::: GIVEN DATA

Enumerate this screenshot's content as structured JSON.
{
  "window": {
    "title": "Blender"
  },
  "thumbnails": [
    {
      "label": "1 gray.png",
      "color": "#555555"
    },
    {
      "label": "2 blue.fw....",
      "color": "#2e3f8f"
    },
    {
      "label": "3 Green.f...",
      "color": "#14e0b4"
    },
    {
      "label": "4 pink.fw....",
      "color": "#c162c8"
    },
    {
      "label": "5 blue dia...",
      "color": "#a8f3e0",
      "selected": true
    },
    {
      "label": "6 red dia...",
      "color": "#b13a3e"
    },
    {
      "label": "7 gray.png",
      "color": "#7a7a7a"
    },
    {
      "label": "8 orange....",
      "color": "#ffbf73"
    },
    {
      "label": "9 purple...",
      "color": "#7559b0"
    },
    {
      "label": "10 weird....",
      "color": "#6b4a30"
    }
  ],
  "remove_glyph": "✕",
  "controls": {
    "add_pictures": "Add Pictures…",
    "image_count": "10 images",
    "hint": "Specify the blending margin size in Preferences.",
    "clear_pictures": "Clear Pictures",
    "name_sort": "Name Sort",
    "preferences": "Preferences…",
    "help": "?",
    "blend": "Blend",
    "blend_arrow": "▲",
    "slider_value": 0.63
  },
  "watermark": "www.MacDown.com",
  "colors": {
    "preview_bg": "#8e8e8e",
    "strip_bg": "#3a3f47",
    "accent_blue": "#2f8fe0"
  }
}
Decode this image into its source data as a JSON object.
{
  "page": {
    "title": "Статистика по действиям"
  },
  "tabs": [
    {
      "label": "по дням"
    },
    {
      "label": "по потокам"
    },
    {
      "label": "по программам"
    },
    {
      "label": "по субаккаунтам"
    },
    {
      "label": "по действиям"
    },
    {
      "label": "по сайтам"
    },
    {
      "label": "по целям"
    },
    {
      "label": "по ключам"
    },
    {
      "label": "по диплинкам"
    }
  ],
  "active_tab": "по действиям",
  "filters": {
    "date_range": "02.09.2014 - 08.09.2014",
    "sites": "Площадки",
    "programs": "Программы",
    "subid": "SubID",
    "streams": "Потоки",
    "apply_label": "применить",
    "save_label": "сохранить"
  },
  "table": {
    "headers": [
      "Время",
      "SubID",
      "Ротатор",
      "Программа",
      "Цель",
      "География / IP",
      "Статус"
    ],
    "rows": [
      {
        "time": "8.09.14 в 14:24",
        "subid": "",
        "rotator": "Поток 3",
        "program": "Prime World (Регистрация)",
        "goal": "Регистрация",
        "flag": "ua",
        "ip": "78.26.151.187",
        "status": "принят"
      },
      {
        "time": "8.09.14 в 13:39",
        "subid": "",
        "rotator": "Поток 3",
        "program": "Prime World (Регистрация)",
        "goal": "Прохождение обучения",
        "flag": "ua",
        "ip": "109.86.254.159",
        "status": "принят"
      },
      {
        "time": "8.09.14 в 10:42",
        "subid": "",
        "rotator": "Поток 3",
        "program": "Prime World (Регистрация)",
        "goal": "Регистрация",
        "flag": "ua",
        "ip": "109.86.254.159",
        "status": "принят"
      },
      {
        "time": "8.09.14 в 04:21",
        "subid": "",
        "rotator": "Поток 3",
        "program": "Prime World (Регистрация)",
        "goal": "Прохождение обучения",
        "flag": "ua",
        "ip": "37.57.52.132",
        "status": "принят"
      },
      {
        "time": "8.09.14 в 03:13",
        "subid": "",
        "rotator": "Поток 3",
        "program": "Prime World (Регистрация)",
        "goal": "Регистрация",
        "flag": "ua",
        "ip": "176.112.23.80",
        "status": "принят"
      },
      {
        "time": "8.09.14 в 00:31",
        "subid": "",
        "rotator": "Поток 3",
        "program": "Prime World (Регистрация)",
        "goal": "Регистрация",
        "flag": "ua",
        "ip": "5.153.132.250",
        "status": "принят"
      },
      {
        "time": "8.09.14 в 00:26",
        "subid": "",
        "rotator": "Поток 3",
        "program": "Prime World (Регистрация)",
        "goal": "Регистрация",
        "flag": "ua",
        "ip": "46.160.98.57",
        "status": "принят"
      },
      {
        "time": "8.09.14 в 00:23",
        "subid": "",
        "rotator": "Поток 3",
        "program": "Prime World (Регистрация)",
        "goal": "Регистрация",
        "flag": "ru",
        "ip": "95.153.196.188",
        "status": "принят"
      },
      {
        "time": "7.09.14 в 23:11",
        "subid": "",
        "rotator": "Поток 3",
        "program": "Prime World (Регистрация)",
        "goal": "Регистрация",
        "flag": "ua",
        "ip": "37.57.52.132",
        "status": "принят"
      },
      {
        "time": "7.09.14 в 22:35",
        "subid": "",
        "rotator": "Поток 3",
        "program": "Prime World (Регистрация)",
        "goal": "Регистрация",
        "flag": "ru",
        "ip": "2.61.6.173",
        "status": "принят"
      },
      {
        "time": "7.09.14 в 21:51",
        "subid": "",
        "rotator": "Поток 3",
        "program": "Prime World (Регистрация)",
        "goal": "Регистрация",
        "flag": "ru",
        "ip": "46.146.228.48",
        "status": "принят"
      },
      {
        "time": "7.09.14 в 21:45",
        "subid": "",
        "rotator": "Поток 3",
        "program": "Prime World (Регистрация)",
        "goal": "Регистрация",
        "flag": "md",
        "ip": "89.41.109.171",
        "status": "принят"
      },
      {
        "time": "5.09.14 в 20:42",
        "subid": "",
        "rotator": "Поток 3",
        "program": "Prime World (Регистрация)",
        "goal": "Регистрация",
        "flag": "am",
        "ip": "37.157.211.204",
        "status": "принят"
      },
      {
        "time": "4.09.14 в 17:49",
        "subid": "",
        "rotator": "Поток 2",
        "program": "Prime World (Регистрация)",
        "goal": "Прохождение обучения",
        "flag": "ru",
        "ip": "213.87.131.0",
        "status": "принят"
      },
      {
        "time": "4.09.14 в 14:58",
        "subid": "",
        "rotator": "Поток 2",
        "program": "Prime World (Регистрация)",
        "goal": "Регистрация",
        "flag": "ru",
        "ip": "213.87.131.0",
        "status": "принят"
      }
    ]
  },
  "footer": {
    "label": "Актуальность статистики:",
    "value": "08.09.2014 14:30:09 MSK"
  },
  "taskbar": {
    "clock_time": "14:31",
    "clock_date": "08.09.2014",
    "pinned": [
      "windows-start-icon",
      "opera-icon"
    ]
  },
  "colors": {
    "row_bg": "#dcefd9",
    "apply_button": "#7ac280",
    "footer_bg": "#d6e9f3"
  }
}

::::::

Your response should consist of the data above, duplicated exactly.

Enumerate this screenshot's content as structured JSON.
{
  "window": {
    "title": "Blender"
  },
  "thumbnails": [
    {
      "label": "1 gray.png",
      "color": "#555555"
    },
    {
      "label": "2 blue.fw....",
      "color": "#2e3f8f"
    },
    {
      "label": "3 Green.f...",
      "color": "#14e0b4"
    },
    {
      "label": "4 pink.fw....",
      "color": "#c162c8"
    },
    {
      "label": "5 blue dia...",
      "color": "#a8f3e0",
      "selected": true
    },
    {
      "label": "6 red dia...",
      "color": "#b13a3e"
    },
    {
      "label": "7 gray.png",
      "color": "#7a7a7a"
    },
    {
      "label": "8 orange....",
      "color": "#ffbf73"
    },
    {
      "label": "9 purple...",
      "color": "#7559b0"
    },
    {
      "label": "10 weird....",
      "color": "#6b4a30"
    }
  ],
  "remove_glyph": "✕",
  "controls": {
    "add_pictures": "Add Pictures…",
    "image_count": "10 images",
    "hint": "Specify the blending margin size in Preferences.",
    "clear_pictures": "Clear Pictures",
    "name_sort": "Name Sort",
    "preferences": "Preferences…",
    "help": "?",
    "blend": "Blend",
    "blend_arrow": "▲",
    "slider_value": 0.63
  },
  "watermark": "www.MacDown.com",
  "colors": {
    "preview_bg": "#8e8e8e",
    "strip_bg": "#3a3f47",
    "accent_blue": "#2f8fe0"
  }
}
Decode this image into its source data as a JSON object.
{
  "page": {
    "title": "Статистика по действиям"
  },
  "tabs": [
    {
      "label": "по дням"
    },
    {
      "label": "по потокам"
    },
    {
      "label": "по программам"
    },
    {
      "label": "по субаккаунтам"
    },
    {
      "label": "по действиям"
    },
    {
      "label": "по сайтам"
    },
    {
      "label": "по целям"
    },
    {
      "label": "по ключам"
    },
    {
      "label": "по диплинкам"
    }
  ],
  "active_tab": "по действиям",
  "filters": {
    "date_range": "02.09.2014 - 08.09.2014",
    "sites": "Площадки",
    "programs": "Программы",
    "subid": "SubID",
    "streams": "Потоки",
    "apply_label": "применить",
    "save_label": "сохранить"
  },
  "table": {
    "headers": [
      "Время",
      "SubID",
      "Ротатор",
      "Программа",
      "Цель",
      "География / IP",
      "Статус"
    ],
    "rows": [
      {
        "time": "8.09.14 в 14:24",
        "subid": "",
        "rotator": "Поток 3",
        "program": "Prime World (Регистрация)",
        "goal": "Регистрация",
        "flag": "ua",
        "ip": "78.26.151.187",
        "status": "принят"
      },
      {
        "time": "8.09.14 в 13:39",
        "subid": "",
        "rotator": "Поток 3",
        "program": "Prime World (Регистрация)",
        "goal": "Прохождение обучения",
        "flag": "ua",
        "ip": "109.86.254.159",
        "status": "принят"
      },
      {
        "time": "8.09.14 в 10:42",
        "subid": "",
        "rotator": "Поток 3",
        "program": "Prime World (Регистрация)",
        "goal": "Регистрация",
        "flag": "ua",
        "ip": "109.86.254.159",
        "status": "принят"
      },
      {
        "time": "8.09.14 в 04:21",
        "subid": "",
        "rotator": "Поток 3",
        "program": "Prime World (Регистрация)",
        "goal": "Прохождение обучения",
        "flag": "ua",
        "ip": "37.57.52.132",
        "status": "принят"
      },
      {
        "time": "8.09.14 в 03:13",
        "subid": "",
        "rotator": "Поток 3",
        "program": "Prime World (Регистрация)",
        "goal": "Регистрация",
        "flag": "ua",
        "ip": "176.112.23.80",
        "status": "принят"
      },
      {
        "time": "8.09.14 в 00:31",
        "subid": "",
        "rotator": "Поток 3",
        "program": "Prime World (Регистрация)",
        "goal": "Регистрация",
        "flag": "ua",
        "ip": "5.153.132.250",
        "status": "принят"
      },
      {
        "time": "8.09.14 в 00:26",
        "subid": "",
        "rotator": "Поток 3",
        "program": "Prime World (Регистрация)",
        "goal": "Регистрация",
        "flag": "ua",
        "ip": "46.160.98.57",
        "status": "принят"
      },
      {
        "time": "8.09.14 в 00:23",
        "subid": "",
        "rotator": "Поток 3",
        "program": "Prime World (Регистрация)",
        "goal": "Регистрация",
        "flag": "ru",
        "ip": "95.153.196.188",
        "status": "принят"
      },
      {
        "time": "7.09.14 в 23:11",
        "subid": "",
        "rotator": "Поток 3",
        "program": "Prime World (Регистрация)",
        "goal": "Регистрация",
        "flag": "ua",
        "ip": "37.57.52.132",
        "status": "принят"
      },
      {
        "time": "7.09.14 в 22:35",
        "subid": "",
        "rotator": "Поток 3",
        "program": "Prime World (Регистрация)",
        "goal": "Регистрация",
        "flag": "ru",
        "ip": "2.61.6.173",
        "status": "принят"
      },
      {
        "time": "7.09.14 в 21:51",
        "subid": "",
        "rotator": "Поток 3",
        "program": "Prime World (Регистрация)",
        "goal": "Регистрация",
        "flag": "ru",
        "ip": "46.146.228.48",
        "status": "принят"
      },
      {
        "time": "7.09.14 в 21:45",
        "subid": "",
        "rotator": "Поток 3",
        "program": "Prime World (Регистрация)",
        "goal": "Регистрация",
        "flag": "md",
        "ip": "89.41.109.171",
        "status": "принят"
      },
      {
        "time": "5.09.14 в 20:42",
        "subid": "",
        "rotator": "Поток 3",
        "program": "Prime World (Регистрация)",
        "goal": "Регистрация",
        "flag": "am",
        "ip": "37.157.211.204",
        "status": "принят"
      },
      {
        "time": "4.09.14 в 17:49",
        "subid": "",
        "rotator": "Поток 2",
        "program": "Prime World (Регистрация)",
        "goal": "Прохождение обучения",
        "flag": "ru",
        "ip": "213.87.131.0",
        "status": "принят"
      },
      {
        "time": "4.09.14 в 14:58",
        "subid": "",
        "rotator": "Поток 2",
        "program": "Prime World (Регистрация)",
        "goal": "Регистрация",
        "flag": "ru",
        "ip": "213.87.131.0",
        "status": "принят"
      }
    ]
  },
  "footer": {
    "label": "Актуальность статистики:",
    "value": "08.09.2014 14:30:09 MSK"
  },
  "taskbar": {
    "clock_time": "14:31",
    "clock_date": "08.09.2014",
    "pinned": [
      "windows-start-icon",
      "opera-icon"
    ]
  },
  "colors": {
    "row_bg": "#dcefd9",
    "apply_button": "#7ac280",
    "footer_bg": "#d6e9f3"
  }
}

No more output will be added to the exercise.